PARIS (Reuters) – Paris St Germain may have clinched their long-expected sixth Ligue 1 title in the last seven seasons but that triumph cannot mask the French club’s shortcomings on the European stage where results have failed to match their huge investment.
Even the prospect of another domestic double — PSG play Stade Rennes in the French Cup final next Saturday — cannot soothe the pain felt by fans at seeing their galacticos again fall at the last-16 hurdle in the Champions League.
On the domestic front, their financial power helped them once again crush the opposition as they have so far scored 95 goals and conceded 27, losing three Ligue 1 games this season.
Lagging far behind, second-placed Lille have benefited from Nicolas Pepe’s scoring form, the Ivory Coast striker having plundered 19 goals and set up 11 this term.
He is, however, far off the pace set by league top scorer Kylian Mbappe who has found the back of the net 30 times.
Usual contenders Olympique Lyonnais and AS Monaco have also been unable to compete with PSG’s financial clout.
The principality club sacked coach Leonardo Jardim after a difficult start to the season and replaced him with their former player Thierry Henry but he failed to revive them and was ousted as they recalled the Portuguese midway through the season.
Monaco are hoping to avoid relegation while at the other end of the table Lyon, who are third, have had a see-saw season with Memphis Depay unable to live up to the hype surrounding the Dutch forward — just like PSG in their Champions League quest.
Having spent over 1 billion euros on players since Qatar Sports Investment (QSI) took over the club in 2011, including the likes of Thiago Silva, Zlatan Ibrahimovic, Edinson Cavani, Neymar and Mbappe, PSG have not got past the quarter-finals of Europe’s elite club competition since 1995.
In the last three seasons they have gone out in the last 16 after squandering a four-goal lead against Barcelona in 2017 and a two-goal away advantage against Manchester United this year.
German coach Thomas Tuchel, who replaced Unai Emery this season, also could not manage a domestic treble which the Spaniard and France World Cup-winner Laurent Blanc achieved.
PSG can argue that bad luck struck as Neymar suffered a foot injury before the Champions League knockout phase but like last year they have not addressed several weaknesses including the need to develop a winning mentality.
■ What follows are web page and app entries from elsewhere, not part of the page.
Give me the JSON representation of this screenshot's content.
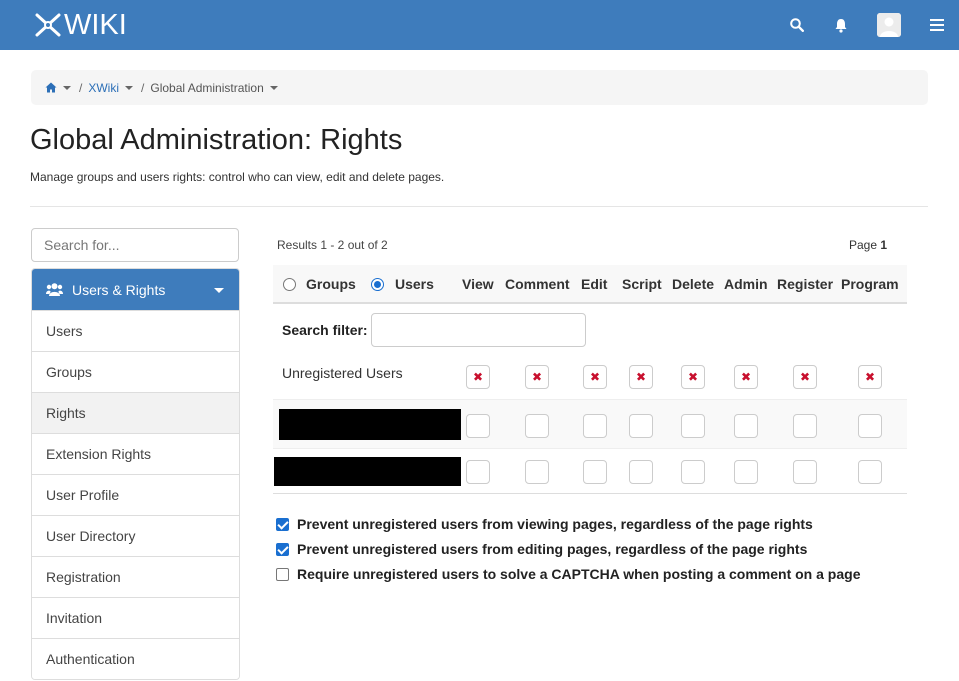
{
  "app": {
    "logo_text": "WIKI"
  },
  "topbar": {
    "icons": [
      "search-icon",
      "bell-icon",
      "user-avatar",
      "menu-icon"
    ]
  },
  "breadcrumb": {
    "items": [
      {
        "label": "",
        "icon": "home-icon"
      },
      {
        "label": "XWiki"
      },
      {
        "label": "Global Administration"
      }
    ]
  },
  "page": {
    "title": "Global Administration: Rights",
    "description": "Manage groups and users rights: control who can view, edit and delete pages."
  },
  "sidebar": {
    "search_placeholder": "Search for...",
    "header": "Users & Rights",
    "items": [
      {
        "label": "Users"
      },
      {
        "label": "Groups"
      },
      {
        "label": "Rights",
        "active": true
      },
      {
        "label": "Extension Rights"
      },
      {
        "label": "User Profile"
      },
      {
        "label": "User Directory"
      },
      {
        "label": "Registration"
      },
      {
        "label": "Invitation"
      },
      {
        "label": "Authentication"
      }
    ]
  },
  "rights": {
    "results_text": "Results 1 - 2 out of 2",
    "page_label": "Page",
    "page_number": "1",
    "scope_options": [
      {
        "label": "Groups",
        "selected": false
      },
      {
        "label": "Users",
        "selected": true
      }
    ],
    "columns": [
      "View",
      "Comment",
      "Edit",
      "Script",
      "Delete",
      "Admin",
      "Register",
      "Program"
    ],
    "filter_label": "Search filter:",
    "filter_value": "",
    "rows": [
      {
        "label": "Unregistered Users",
        "states": [
          "deny",
          "deny",
          "deny",
          "deny",
          "deny",
          "deny",
          "deny",
          "deny"
        ]
      },
      {
        "label": "",
        "redacted": true,
        "states": [
          "none",
          "none",
          "none",
          "none",
          "none",
          "none",
          "none",
          "none"
        ]
      },
      {
        "label": "",
        "redacted": true,
        "states": [
          "none",
          "none",
          "none",
          "none",
          "none",
          "none",
          "none",
          "none"
        ]
      }
    ],
    "deny_glyph": "✖"
  },
  "options": [
    {
      "label": "Prevent unregistered users from viewing pages, regardless of the page rights",
      "checked": true
    },
    {
      "label": "Prevent unregistered users from editing pages, regardless of the page rights",
      "checked": true
    },
    {
      "label": "Require unregistered users to solve a CAPTCHA when posting a comment on a page",
      "checked": false
    }
  ],
  "colors": {
    "brand": "#3e7cbc",
    "deny": "#c8102e",
    "check": "#1a6fd0"
  }
}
Just ask Dani Alves.
“I know how to win,” Brazil fullback Alves, who won three Champions League titles at Barcelona, said this week.
“When someone has been there, maybe it’s good to listen to them, rely on their experience. Maybe it will work, maybe it won’t. I’d like that when I say something, they’d listen more.”
Tuchel and the PSG management also failed to resolve Adrien Rabiot’s situation, with the gifted midfielder being left out of the squad for most of the season over a contractual dispute.
With Blaise Matuidi having departed for Juventus in 2017, Tuchel has often had to play Marquinhos alongside Marco Verratti in midfield, although the Brazilian is probably his best central defender and PSG have suffered by conceding some soft goals.
It was Marquinhos’s deputy, Presnel Kimpembe, who handled the ball to give United a last-gasp penalty at the Parc des Princes last month that ended the Champions League campaign.
Tuchel also failed to appoint a clear number one goalkeeper, with French international Alphonse Areola and Italian great Gianluigi Buffon swapping roles throughout the season, likely preventing either of them to get into their groove.
Buffon made a rookie mistake that led to Romelu Lukaku’s goal when United won their last-16 second leg 3-1 in Paris, a damaging result that left PSG’s expensive squad still chasing their elusive Champions League dream.
(Reporting by Julien Pretot; Editing by Ken Ferris, Pritha Sarkar and Ian Chadband)